For travel agents, there is no better, more convenient or nicer way to go to Cuba right now than on Fathom, and there may never be. It’s a beautiful, small, luxury, premium-type ship. The experiences are awesome; Cuba is awesome. You’re going to go to three ports. There is no way to do that for the cost by land, air, ground and time.
You are not taking a risk. Your clients will love it if the destination is the thing. If they want to gamble in a casino, it’s not the right ship. It’s not about that. But, if it’s the destination your clients want, there’s no better way to go, and it’s easy. We take all the thinking out of it.
What would be some totally incorrect things an agent could say about this product to their clients?
What they could say that would be incorrect is that “It’s just like any other cruise.” That’s not true. I don’t want people coming on here thinking there’s a casino. But what they can say is that it’s just as easy as any other cruise, but it’s a premium cruise and it’s destination-oriented. The other thing that would be incorrect to say is that “It’s really difficult. It’s torturous touring. With people to people, you got to spend eight hours, and it’s like taking an exam.” It’s not that heavy.
And it’s not the same as the D.R.?
Correct. The Cuba itinerary is not on-the-ground social impact. It’s not volunteerism. You don’t have to do work.
A lot of folks who’ve experienced the D.R. trip say it’s transformative. Are you pitching that for Cuba as well?
I’m not pitching that at all. The D.R. trip is something special. Cuba is an awakening trip. You can’t anticipate the experience you’re going to have. It may or may not transform you, but it’s an experience you will cherish for the rest of your life.
For the D.R., there’s programming on the ship; there are serious moments of self-reflection and personal development. It is about you. People are having transformative moments and thinking about the rest of their lives, what they’ll do differently and how they’re going to be different, while giving back and making a real difference in the region.
In Cuba, it’s a sliver. It’s the cultural immersion and exchange, and you’ll have moments you will cherish for the rest of your life. And I’m sure some people can be individually transformed, but not at the consistent level you’ll see in the D.R. where the whole program is geared that way.
Is there anything you would compare the Fathom brand to?
For the D.R., there’s nothing. D.R. is like breaking total ground in all kinds of ways. It’s not voluntourism. It’s just not that. It’s way more than that.

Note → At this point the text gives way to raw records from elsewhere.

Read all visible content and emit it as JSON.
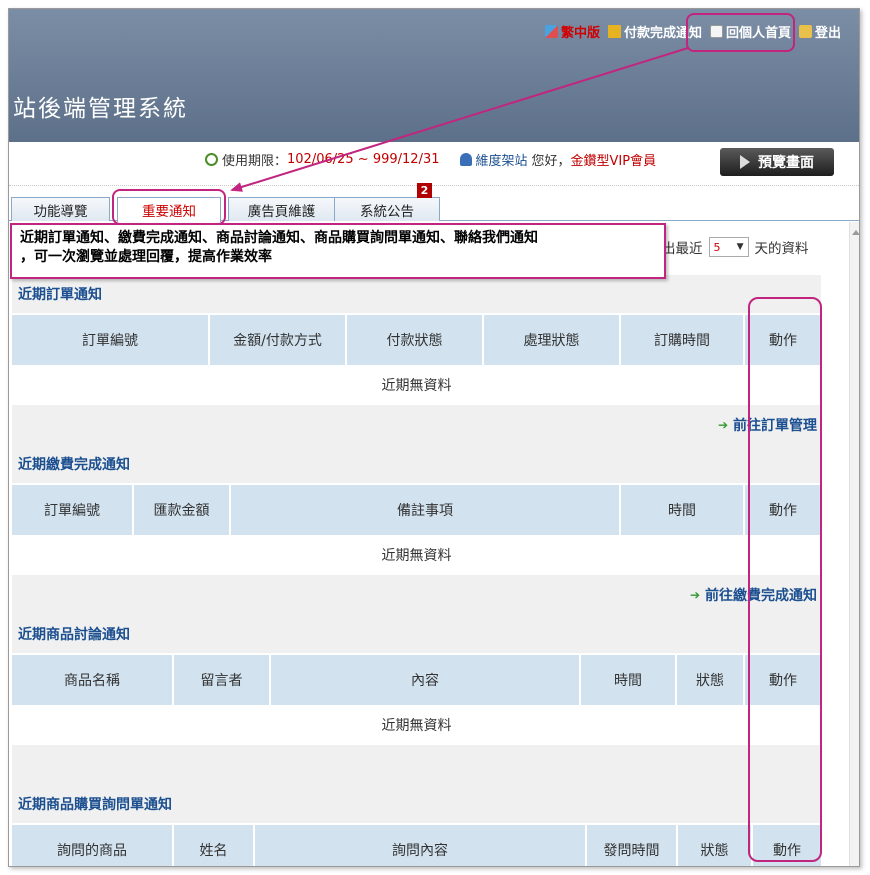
{
  "header": {
    "site_title": "站後端管理系統",
    "nav": {
      "lang": "繁中版",
      "payment_notice": "付款完成通知",
      "personal_home": "回個人首頁",
      "logout": "登出"
    }
  },
  "infobar": {
    "period_label": "使用期限：",
    "period_value": "102/06/25 ~ 999/12/31",
    "site_name": "維度架站",
    "greeting": "您好，",
    "member_level": "金鑽型VIP會員",
    "preview_button": "預覽畫面"
  },
  "tabs": [
    {
      "label": "功能導覽"
    },
    {
      "label": "重要通知"
    },
    {
      "label": "廣告頁維護"
    },
    {
      "label": "系統公告"
    }
  ],
  "badge_count": "2",
  "days_filter": {
    "prefix": "出最近",
    "value": "5",
    "suffix": "天的資料"
  },
  "callout": {
    "line1": "近期訂單通知、繳費完成通知、商品討論通知、商品購買詢問單通知、聯絡我們通知",
    "line2": "，可一次瀏覽並處理回覆，提高作業效率"
  },
  "sections": {
    "orders": {
      "title": "近期訂單通知",
      "columns": [
        "訂單編號",
        "金額/付款方式",
        "付款狀態",
        "處理狀態",
        "訂購時間",
        "動作"
      ],
      "empty": "近期無資料",
      "link": "前往訂單管理"
    },
    "payments": {
      "title": "近期繳費完成通知",
      "columns": [
        "訂單編號",
        "匯款金額",
        "備註事項",
        "時間",
        "動作"
      ],
      "empty": "近期無資料",
      "link": "前往繳費完成通知"
    },
    "discussions": {
      "title": "近期商品討論通知",
      "columns": [
        "商品名稱",
        "留言者",
        "內容",
        "時間",
        "狀態",
        "動作"
      ],
      "empty": "近期無資料"
    },
    "inquiries": {
      "title": "近期商品購買詢問單通知",
      "columns": [
        "詢問的商品",
        "姓名",
        "詢問內容",
        "發問時間",
        "狀態",
        "動作"
      ]
    }
  },
  "colors": {
    "header_bg": "#6b7e97",
    "accent_red": "#c00000",
    "link_blue": "#1b4f90",
    "annotation": "#c2257f",
    "table_header": "#d2e3ef"
  }
}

Cuba is a moment in time. It’s a moment that will last for many years, but it’s a moment in time. And if you’ve had other experiences where you’ve traveled and connected with the people, it’s not unique in that way, either. It’s unique in that Cuba is our neighbor. A lot of people in the U.S. have family in the Cuba, and vice versa. We’ve been separated for a long time. It’s a sense of reunion. You feel a sense of coming back together.